  • The lawsuit, filed in state court in Manhattan on Tuesday evening, came six months after Sean Rad and other Tinder co-founders sued IAC, accusing it of undervaluing Tinder to avoid paying them billions of dollars.
  • The lawsuit claims at least $250 million in damages.
  • Orin Snyder, a lawyer for Los Angeles-based Rad, said in a statement that the lawsuit was "ridiculous" because Rad's employment contract allowed him back up his email.
Sean Rad, chief executive officer of Tinder Inc., speaks during the Rise conference in Hong Kong, China, on Wednesday, July 11, 2018. The conference runs through July 12. 
Anthony Kwan | Bloomberg | Getty Images

Online dating company Match Group and its owner IAC/InterActiveCorp has filed a lawsuit accusing Sean Rad, a former employee known for co-founding the popular dating service Tinder, of secretly copying company files and other proprietary information.

The lawsuit, filed in state court in Manhattan on Tuesday evening, came six months after Rad and other Tinder co-founders sued IAC, accusing it of undervaluing Tinder to avoid paying them billions of dollars.

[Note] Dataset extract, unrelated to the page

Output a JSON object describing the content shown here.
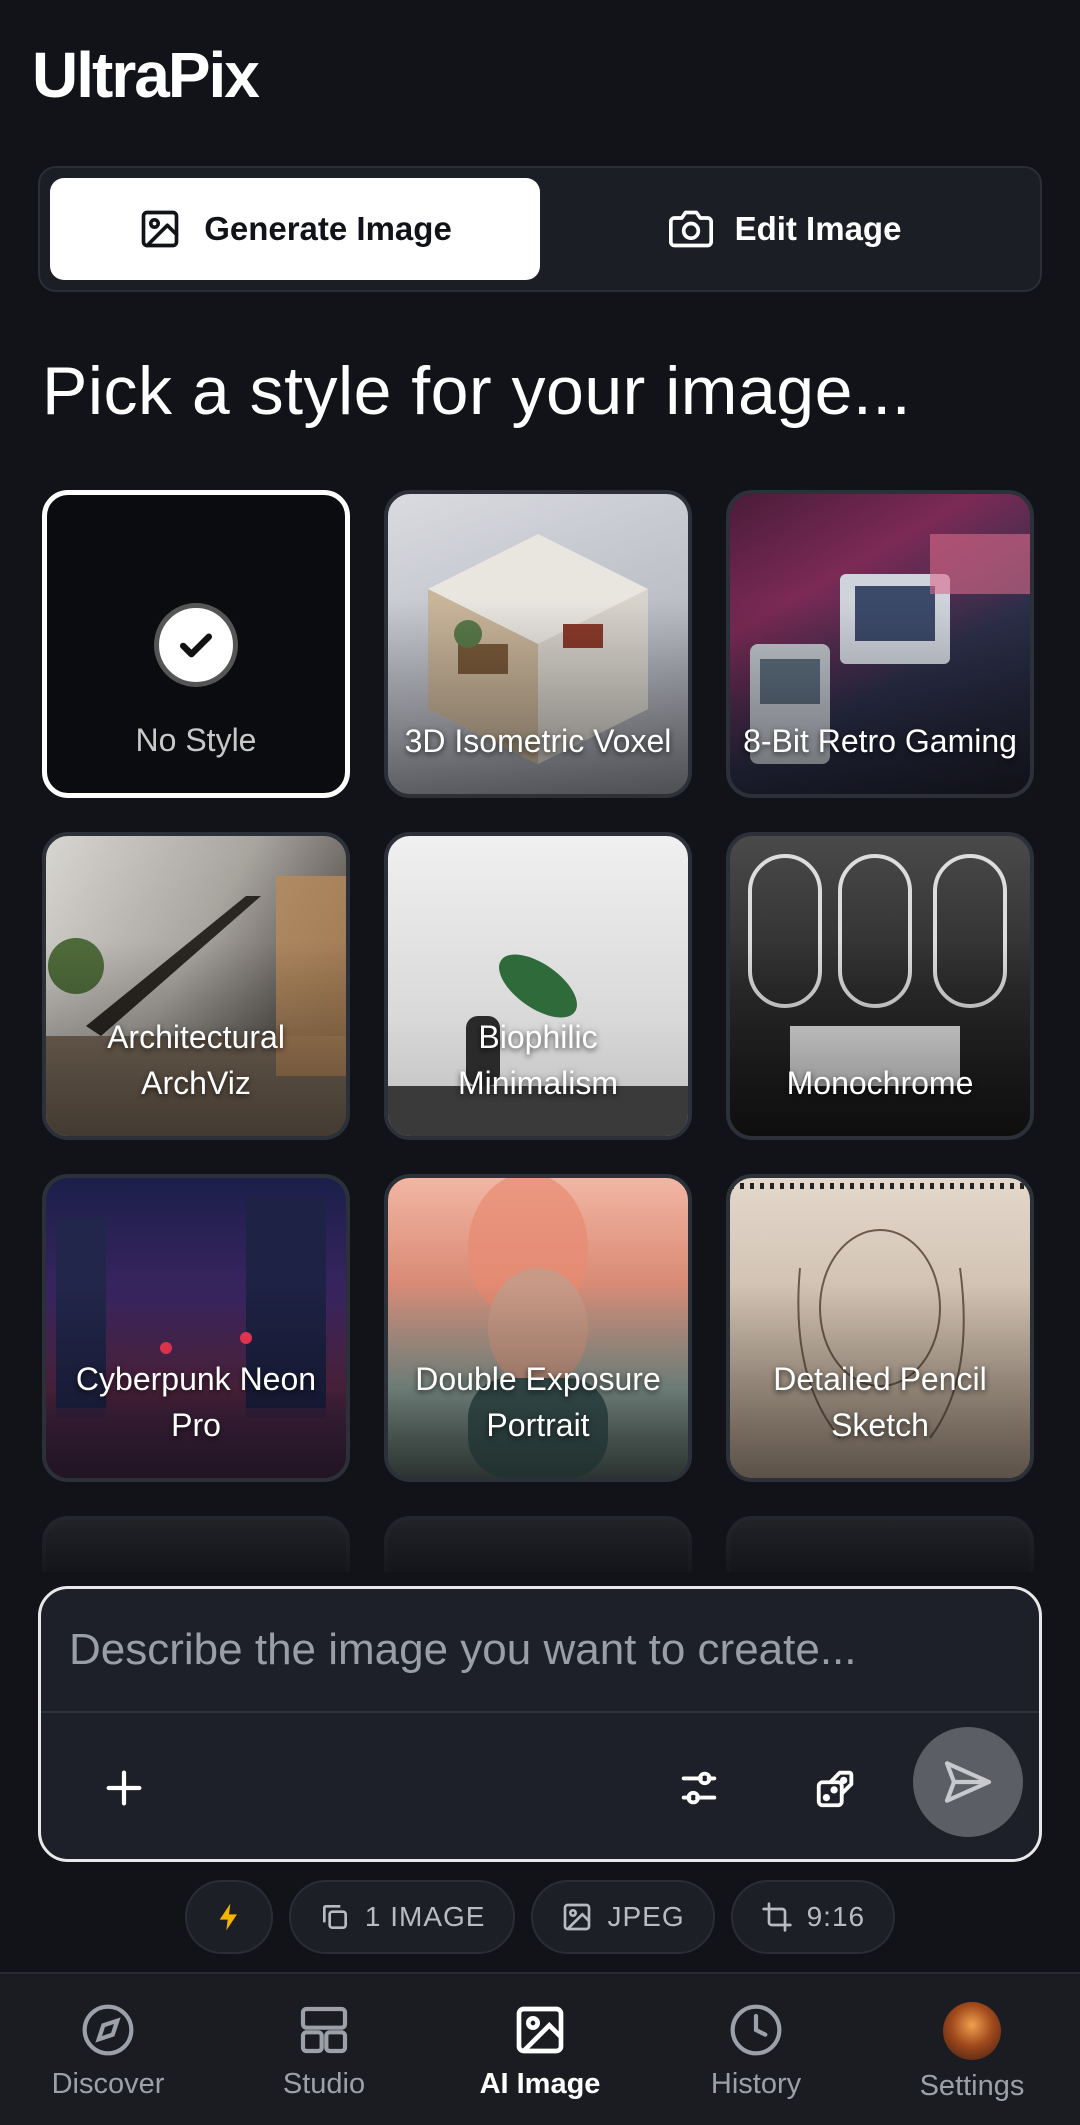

Tinder is one of several dating services under the umbrella of Match Group, which is mostly owned by IAC.

The lawsuit claims at least $250 million in damages.

IAC and Match's complaint alleged that, in violation of an employment agreement, over several years Rad created backups of internal emails, forwarded company emails to a personal email address, and directly copied company files that included "highly sensitive, non-public information concerning his employers business strategies and plans."

Orin Snyder, a lawyer for Los Angeles-based Rad, said in a statement that the lawsuit was "ridiculous" because Rad's employment contract allowed him back up his email.

"Do IAC and Match really think the jury won't see right through this desperate act of retaliation?," Snyder said.

Rad's lawsuit against IAC and Match, filed in August in state court in Manhattan, alleged the companies deliberately undervalued the Tinder dating app to limit how much money he and other employees could make from exercising stock options. IAC and Match denied the allegations.